Newsy (July 24, 2014) Sheik Umar Khan has treated many of the people infected in the Ebola outbreak, and now he's become one of them. Video provided by Newsy
Powered by NewsLook.com

Search ScienceDaily

Number of stories in archives: 140,361

Find with keyword(s):
Enter a keyword or phrase to search ScienceDaily for related topics and research stories.

Save/Print:
Share:

Breaking News:
from the past week

In Other News

... from NewsDaily.com

Science News

    Health News

      Environment News

        Technology News



          Save/Print:
          Share:

          Free Subscriptions

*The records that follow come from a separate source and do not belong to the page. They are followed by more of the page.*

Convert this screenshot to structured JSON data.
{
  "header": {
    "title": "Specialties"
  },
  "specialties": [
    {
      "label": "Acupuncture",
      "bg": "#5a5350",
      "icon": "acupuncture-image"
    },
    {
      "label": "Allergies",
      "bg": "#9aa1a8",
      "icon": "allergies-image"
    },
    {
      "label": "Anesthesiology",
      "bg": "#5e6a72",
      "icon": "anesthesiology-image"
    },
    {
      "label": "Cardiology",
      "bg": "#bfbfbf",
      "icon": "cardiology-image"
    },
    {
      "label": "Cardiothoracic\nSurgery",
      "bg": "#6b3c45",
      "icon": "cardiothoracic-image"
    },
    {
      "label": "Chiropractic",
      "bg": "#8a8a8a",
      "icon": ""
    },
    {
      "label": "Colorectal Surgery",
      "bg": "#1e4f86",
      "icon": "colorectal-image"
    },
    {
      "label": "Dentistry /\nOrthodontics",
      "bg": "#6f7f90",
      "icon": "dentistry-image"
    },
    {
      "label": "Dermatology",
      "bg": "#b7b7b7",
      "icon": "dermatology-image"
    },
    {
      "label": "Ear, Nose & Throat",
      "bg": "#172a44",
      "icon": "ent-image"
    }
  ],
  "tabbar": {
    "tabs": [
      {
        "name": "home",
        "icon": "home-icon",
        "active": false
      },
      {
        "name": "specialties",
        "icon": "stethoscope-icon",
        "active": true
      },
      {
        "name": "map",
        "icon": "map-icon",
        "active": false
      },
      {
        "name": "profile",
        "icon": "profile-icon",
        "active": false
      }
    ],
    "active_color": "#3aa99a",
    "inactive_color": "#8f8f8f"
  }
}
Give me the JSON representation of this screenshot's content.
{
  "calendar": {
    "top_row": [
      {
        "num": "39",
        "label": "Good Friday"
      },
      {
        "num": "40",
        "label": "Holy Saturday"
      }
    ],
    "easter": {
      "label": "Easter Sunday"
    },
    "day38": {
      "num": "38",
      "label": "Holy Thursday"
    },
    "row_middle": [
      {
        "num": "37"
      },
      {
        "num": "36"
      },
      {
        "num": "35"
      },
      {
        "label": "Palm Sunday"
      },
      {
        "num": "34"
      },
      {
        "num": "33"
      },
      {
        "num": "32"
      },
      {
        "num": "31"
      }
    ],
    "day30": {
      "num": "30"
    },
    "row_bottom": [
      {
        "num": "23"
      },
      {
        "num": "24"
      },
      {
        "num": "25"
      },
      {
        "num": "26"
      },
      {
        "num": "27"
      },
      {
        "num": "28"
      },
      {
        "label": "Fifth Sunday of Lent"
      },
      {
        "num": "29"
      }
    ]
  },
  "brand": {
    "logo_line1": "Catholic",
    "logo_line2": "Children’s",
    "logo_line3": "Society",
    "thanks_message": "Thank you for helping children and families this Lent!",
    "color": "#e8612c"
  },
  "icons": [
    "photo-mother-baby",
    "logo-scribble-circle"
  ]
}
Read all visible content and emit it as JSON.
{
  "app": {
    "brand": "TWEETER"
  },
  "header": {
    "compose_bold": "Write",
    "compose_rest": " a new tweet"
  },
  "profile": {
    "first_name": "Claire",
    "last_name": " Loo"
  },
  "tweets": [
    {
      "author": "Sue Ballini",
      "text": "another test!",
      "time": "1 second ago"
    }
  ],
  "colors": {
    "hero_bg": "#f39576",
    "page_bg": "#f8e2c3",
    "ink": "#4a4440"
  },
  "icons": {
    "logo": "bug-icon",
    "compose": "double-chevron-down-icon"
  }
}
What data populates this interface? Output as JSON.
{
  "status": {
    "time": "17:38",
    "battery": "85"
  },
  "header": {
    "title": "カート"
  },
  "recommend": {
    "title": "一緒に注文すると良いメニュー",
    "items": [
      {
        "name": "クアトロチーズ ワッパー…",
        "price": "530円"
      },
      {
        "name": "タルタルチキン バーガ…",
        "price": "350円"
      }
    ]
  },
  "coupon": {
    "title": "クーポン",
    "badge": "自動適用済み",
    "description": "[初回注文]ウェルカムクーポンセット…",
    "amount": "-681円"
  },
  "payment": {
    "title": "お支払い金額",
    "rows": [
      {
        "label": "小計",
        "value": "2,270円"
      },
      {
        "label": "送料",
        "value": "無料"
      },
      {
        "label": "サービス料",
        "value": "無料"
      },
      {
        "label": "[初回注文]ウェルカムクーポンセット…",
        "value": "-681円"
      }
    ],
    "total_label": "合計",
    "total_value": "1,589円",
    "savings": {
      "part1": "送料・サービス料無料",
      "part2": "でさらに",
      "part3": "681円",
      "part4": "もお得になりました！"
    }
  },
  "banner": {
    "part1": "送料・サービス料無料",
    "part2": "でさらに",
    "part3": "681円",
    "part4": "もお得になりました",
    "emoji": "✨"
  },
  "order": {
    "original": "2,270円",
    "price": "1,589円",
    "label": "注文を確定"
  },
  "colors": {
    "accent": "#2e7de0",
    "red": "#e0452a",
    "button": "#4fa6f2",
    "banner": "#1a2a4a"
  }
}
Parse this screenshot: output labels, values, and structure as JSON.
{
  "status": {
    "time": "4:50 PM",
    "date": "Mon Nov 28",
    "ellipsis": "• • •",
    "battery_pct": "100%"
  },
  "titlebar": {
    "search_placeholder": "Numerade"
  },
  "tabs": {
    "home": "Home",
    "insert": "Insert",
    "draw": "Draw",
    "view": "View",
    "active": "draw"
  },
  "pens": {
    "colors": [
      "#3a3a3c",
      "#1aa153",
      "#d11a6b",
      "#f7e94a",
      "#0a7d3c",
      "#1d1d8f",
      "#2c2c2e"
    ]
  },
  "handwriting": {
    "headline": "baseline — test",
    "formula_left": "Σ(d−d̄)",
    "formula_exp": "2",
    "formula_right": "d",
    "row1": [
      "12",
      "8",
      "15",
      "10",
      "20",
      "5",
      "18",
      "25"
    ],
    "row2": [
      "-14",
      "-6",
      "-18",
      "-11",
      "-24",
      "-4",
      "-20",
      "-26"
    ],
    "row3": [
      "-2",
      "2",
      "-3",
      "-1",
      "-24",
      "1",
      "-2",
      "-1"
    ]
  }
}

          Get the latest science news with ScienceDaily's free email newsletters, updated daily and weekly. Or view hourly updated newsfeeds in your RSS reader:

          Get Social & Mobile


          Keep up to date with the latest news from ScienceDaily via social networks and mobile apps:

          Have Feedback?


          Tell us what you think of ScienceDaily -- we welcome both positive and negative comments. Have any problems using the site? Questions?
          Mobile: iPhone Android Web
          Follow: Facebook Twitter Google+
          Subscribe: RSS Feeds Email Newsletters
          Latest Headlines Health & Medicine Mind & Brain Space & Time Matter & Energy Computers & Math Plants & Animals Earth & Climate Fossils & Ruins